Finally an optimal solution. See the end of this section for what to do when the input is guaranteed to have exactly one non-zero bit: http://graphics.stanford.edu/~seander/bithacks.html#IntegerLogDeBruijn
Here's the code:
static const int MultiplyDeBruijnBitPosition2 =
0, 1, 28, 2, 29, 14, 24, 3, 30, 22, 20, 15, 25, 17, 4, 8,
31, 27, 13, 23, 21, 19, 16, 7, 26, 12, 18, 6, 11, 5, 10, 9
r = MultiplyDeBruijnBitPosition2[(uint32_t)(v * 0x077CB531U) >> 27];
You may be able to adapt this to a direct multiplication-based algorithm for 64-bit inputs; otherwise, simply add one conditional to see if the bit is in the upper 32 positions or the lower 32 positions, then use the 32-bit algorithm here.
Update: Here's at least one 64-bit version I just developed myself, but it uses division (actually modulo).
r = Table[v%67];
For each power of 2,
v%67 has a distinct value, so just put your odd primes (or bit indices if you don't want the odd-prime thing) at the right positions in the table. 3 positions (0, 17, and 34) are not used, which might be convenient if you also want to accept all-bits-zero as an input.
Update 2: 64-bit version.
r = Table[(uint64_t)(val * 0x022fdd63cc95386dull) >> 58];
This is my original work, but I got the
B(2,6) De Bruijn sequence from this chess site so I can't take credit for anything but figuring out what a De Bruijn sequence is and using Google. ;-)
Some additional remarks on how this works:
The magic number is a
B(2,6) De Bruijn sequence. It has the property that, if you look at a 6-consecutive-bit window, you can obtain any six-bit value in that window by rotating the number appropriately, and that each possible six-bit value is obtained by exactly one rotation.
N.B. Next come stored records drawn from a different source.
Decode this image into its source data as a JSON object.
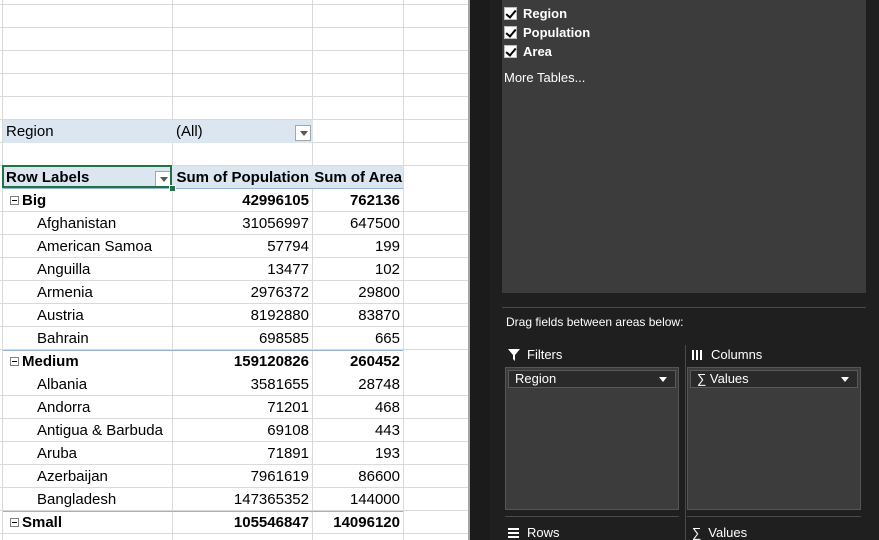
{
  "pivot": {
    "filter": {
      "label": "Region",
      "value": "(All)"
    },
    "headers": {
      "row_labels": "Row Labels",
      "sum_population": "Sum of Population",
      "sum_area": "Sum of Area"
    },
    "groups": [
      {
        "label": "Big",
        "population": "42996105",
        "area": "762136",
        "rows": [
          {
            "name": "Afghanistan",
            "population": "31056997",
            "area": "647500"
          },
          {
            "name": "American Samoa",
            "population": "57794",
            "area": "199"
          },
          {
            "name": "Anguilla",
            "population": "13477",
            "area": "102"
          },
          {
            "name": "Armenia",
            "population": "2976372",
            "area": "29800"
          },
          {
            "name": "Austria",
            "population": "8192880",
            "area": "83870"
          },
          {
            "name": "Bahrain",
            "population": "698585",
            "area": "665"
          }
        ]
      },
      {
        "label": "Medium",
        "population": "159120826",
        "area": "260452",
        "rows": [
          {
            "name": "Albania",
            "population": "3581655",
            "area": "28748"
          },
          {
            "name": "Andorra",
            "population": "71201",
            "area": "468"
          },
          {
            "name": "Antigua & Barbuda",
            "population": "69108",
            "area": "443"
          },
          {
            "name": "Aruba",
            "population": "71891",
            "area": "193"
          },
          {
            "name": "Azerbaijan",
            "population": "7961619",
            "area": "86600"
          },
          {
            "name": "Bangladesh",
            "population": "147365352",
            "area": "144000"
          }
        ]
      },
      {
        "label": "Small",
        "population": "105546847",
        "area": "14096120",
        "rows": []
      }
    ]
  },
  "field_list": {
    "fields": [
      "Region",
      "Population",
      "Area"
    ],
    "more_tables": "More Tables...",
    "drag_hint": "Drag fields between areas below:",
    "areas": {
      "filters": {
        "title": "Filters",
        "item": "Region"
      },
      "columns": {
        "title": "Columns",
        "item": "∑ Values"
      },
      "rows": {
        "title": "Rows"
      },
      "values": {
        "title": "Values"
      }
    }
  },
  "icons": {
    "filters": "filter-funnel-icon",
    "columns": "columns-icon",
    "rows": "rows-icon",
    "values": "sigma-icon"
  },
  "colors": {
    "pivot_header_fill": "#dce6f1",
    "pivot_header_border": "#95b3d7",
    "active_cell_border": "#217346",
    "pane_background": "#1f1f1f",
    "pane_box": "#3c3c3c"
  }
}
We fix the window in question to be the top 6 bit positions, and choose a De Bruijn sequence with 0's in the top 6 bits. This makes it so we never have to deal with bit rotations, only shifts, since 0's will come into the bottom bits naturally (and we could never end up looking at more than 5 bits from the bottom in the top-6-bits window).
Now, the input value of this function is a power of 2. So multiplying the De Bruijn sequence by the input value performs a bitshift by
log2(value) bits. We now have in the upper 6 bits a number which uniquely determines how many bits we shifted by, and can use that as an index into a table to get the actual length of the shift.
This same approach can be used for arbitrarily-large or arbitrarily-small integers, as long as you're willing to implement the multiplication. You simply have to find a
B(2,k) De Bruijn sequence where
k is the number of bits. The chess wiki link I provided above has De Bruijn sequences for values of
k ranging from 1 to 6, and some quick Googling shows there are a few papers on optimal algorithms for generating them in the general case.